Begin at the line containing "Decode this image" and restate it and each line after it exactly, up to and including the last line below. Leave pictures out.

● ● ● ● ●

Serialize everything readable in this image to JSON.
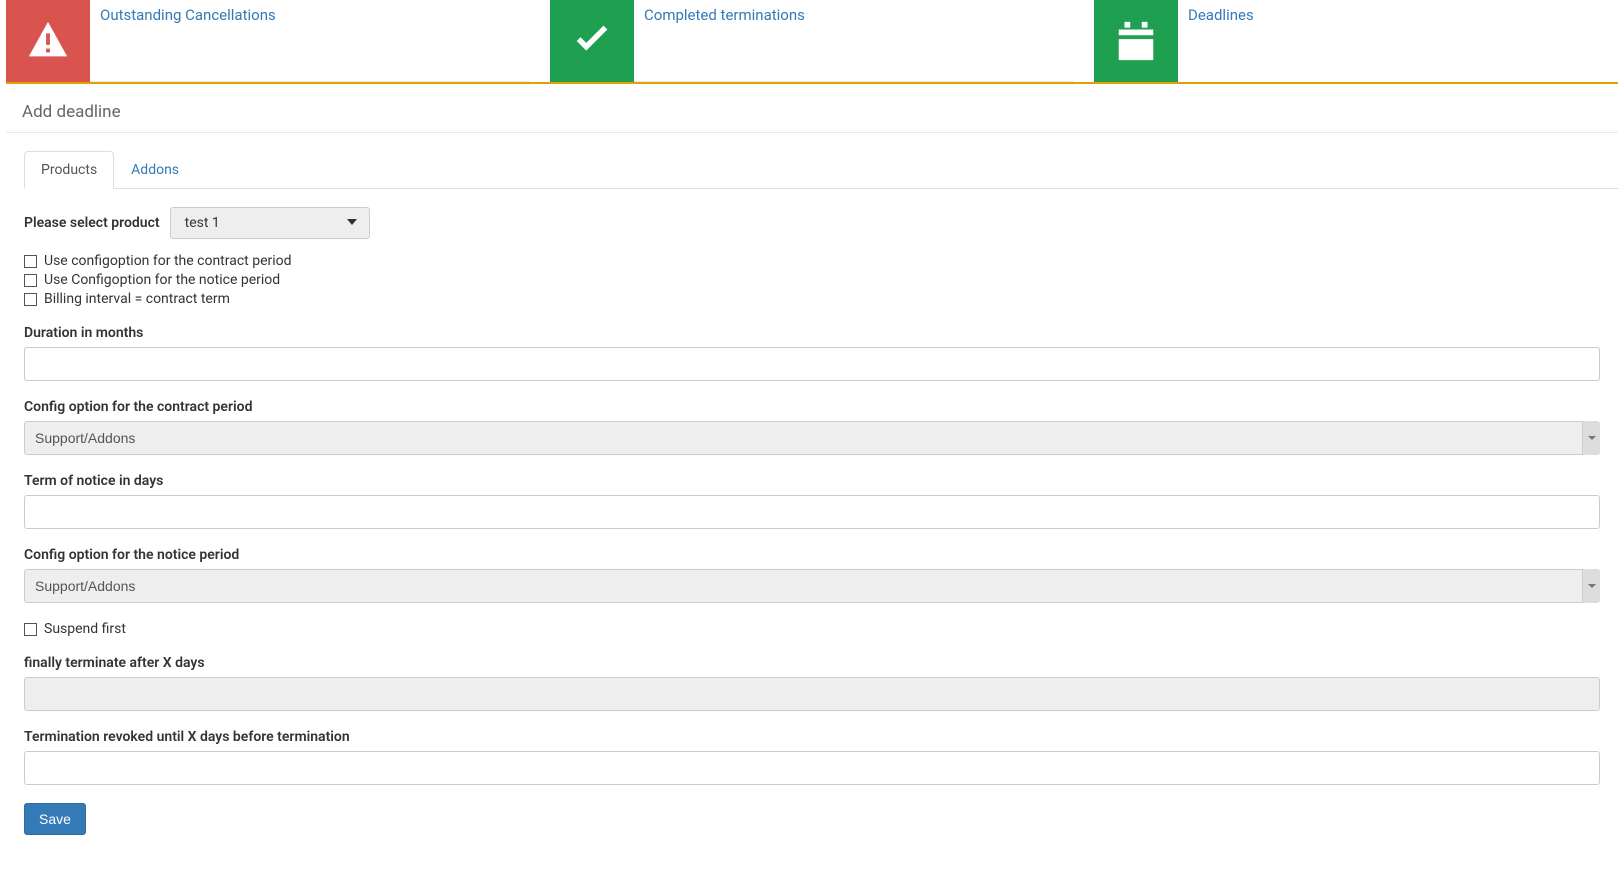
{
  "cards": {
    "outstanding": {
      "title": "Outstanding Cancellations"
    },
    "completed": {
      "title": "Completed terminations"
    },
    "deadlines": {
      "title": "Deadlines"
    }
  },
  "panel": {
    "heading": "Add deadline"
  },
  "tabs": {
    "products": "Products",
    "addons": "Addons"
  },
  "form": {
    "select_product_label": "Please select product",
    "select_product_value": "test 1",
    "chk_config_contract": "Use configoption for the contract period",
    "chk_config_notice": "Use Configoption for the notice period",
    "chk_billing_interval": "Billing interval = contract term",
    "duration_label": "Duration in months",
    "duration_value": "",
    "config_contract_label": "Config option for the contract period",
    "config_contract_value": "Support/Addons",
    "term_notice_label": "Term of notice in days",
    "term_notice_value": "",
    "config_notice_label": "Config option for the notice period",
    "config_notice_value": "Support/Addons",
    "chk_suspend_first": "Suspend first",
    "finally_terminate_label": "finally terminate after X days",
    "finally_terminate_value": "",
    "revoked_label": "Termination revoked until X days before termination",
    "revoked_value": "",
    "save_button": "Save"
  }
}
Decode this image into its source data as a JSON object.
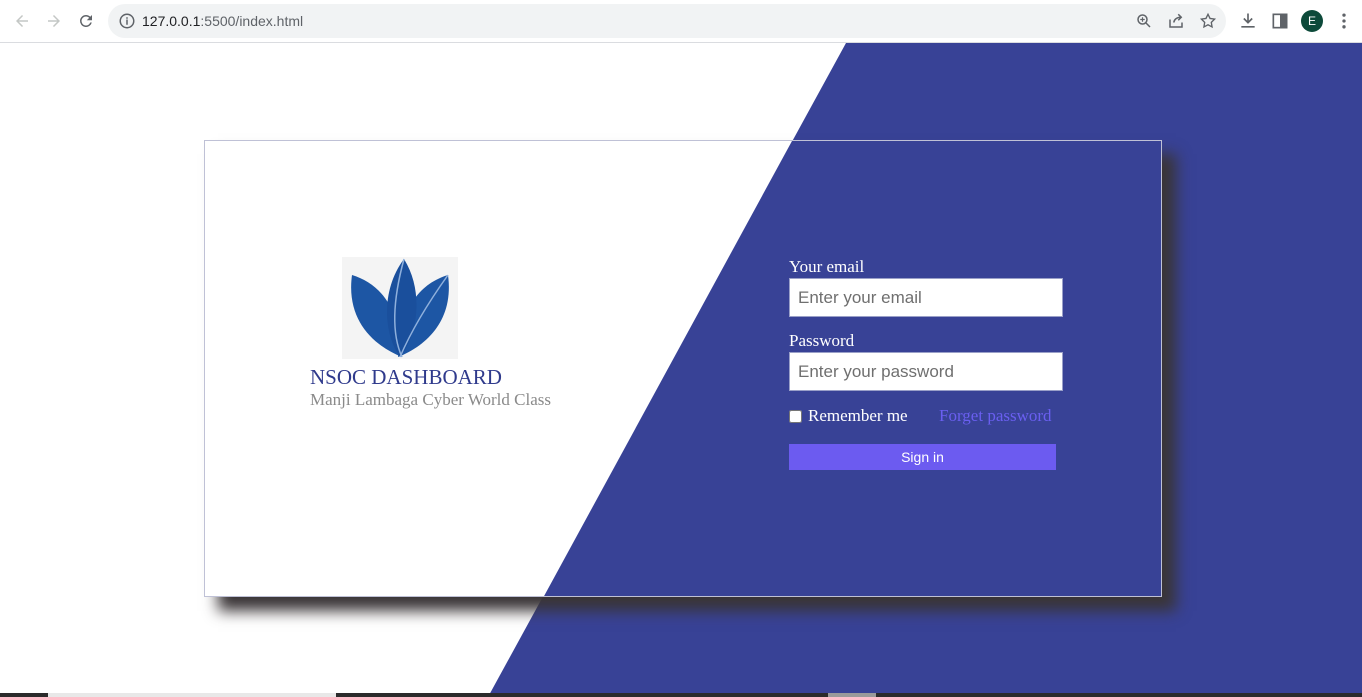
{
  "browser": {
    "url_host": "127.0.0.1",
    "url_rest": ":5500/index.html",
    "profile_initial": "E"
  },
  "brand": {
    "title": "NSOC DASHBOARD",
    "subtitle": "Manji Lambaga Cyber World Class",
    "logo_icon": "lotus-logo"
  },
  "login": {
    "email_label": "Your email",
    "email_placeholder": "Enter your email",
    "email_value": "",
    "password_label": "Password",
    "password_placeholder": "Enter your password",
    "password_value": "",
    "remember_label": "Remember me",
    "remember_checked": false,
    "forgot_label": "Forget password",
    "signin_label": "Sign in"
  },
  "colors": {
    "primary": "#384296",
    "button": "#6c5bf0",
    "link": "#6a5ff0"
  }
}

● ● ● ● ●

_OUTPUT OF THE EXERCISE_:
Decode this image into its source data as a JSON object.
{
  "browser": {
    "url_host": "127.0.0.1",
    "url_rest": ":5500/index.html",
    "profile_initial": "E"
  },
  "brand": {
    "title": "NSOC DASHBOARD",
    "subtitle": "Manji Lambaga Cyber World Class",
    "logo_icon": "lotus-logo"
  },
  "login": {
    "email_label": "Your email",
    "email_placeholder": "Enter your email",
    "email_value": "",
    "password_label": "Password",
    "password_placeholder": "Enter your password",
    "password_value": "",
    "remember_label": "Remember me",
    "remember_checked": false,
    "forgot_label": "Forget password",
    "signin_label": "Sign in"
  },
  "colors": {
    "primary": "#384296",
    "button": "#6c5bf0",
    "link": "#6a5ff0"
  }
}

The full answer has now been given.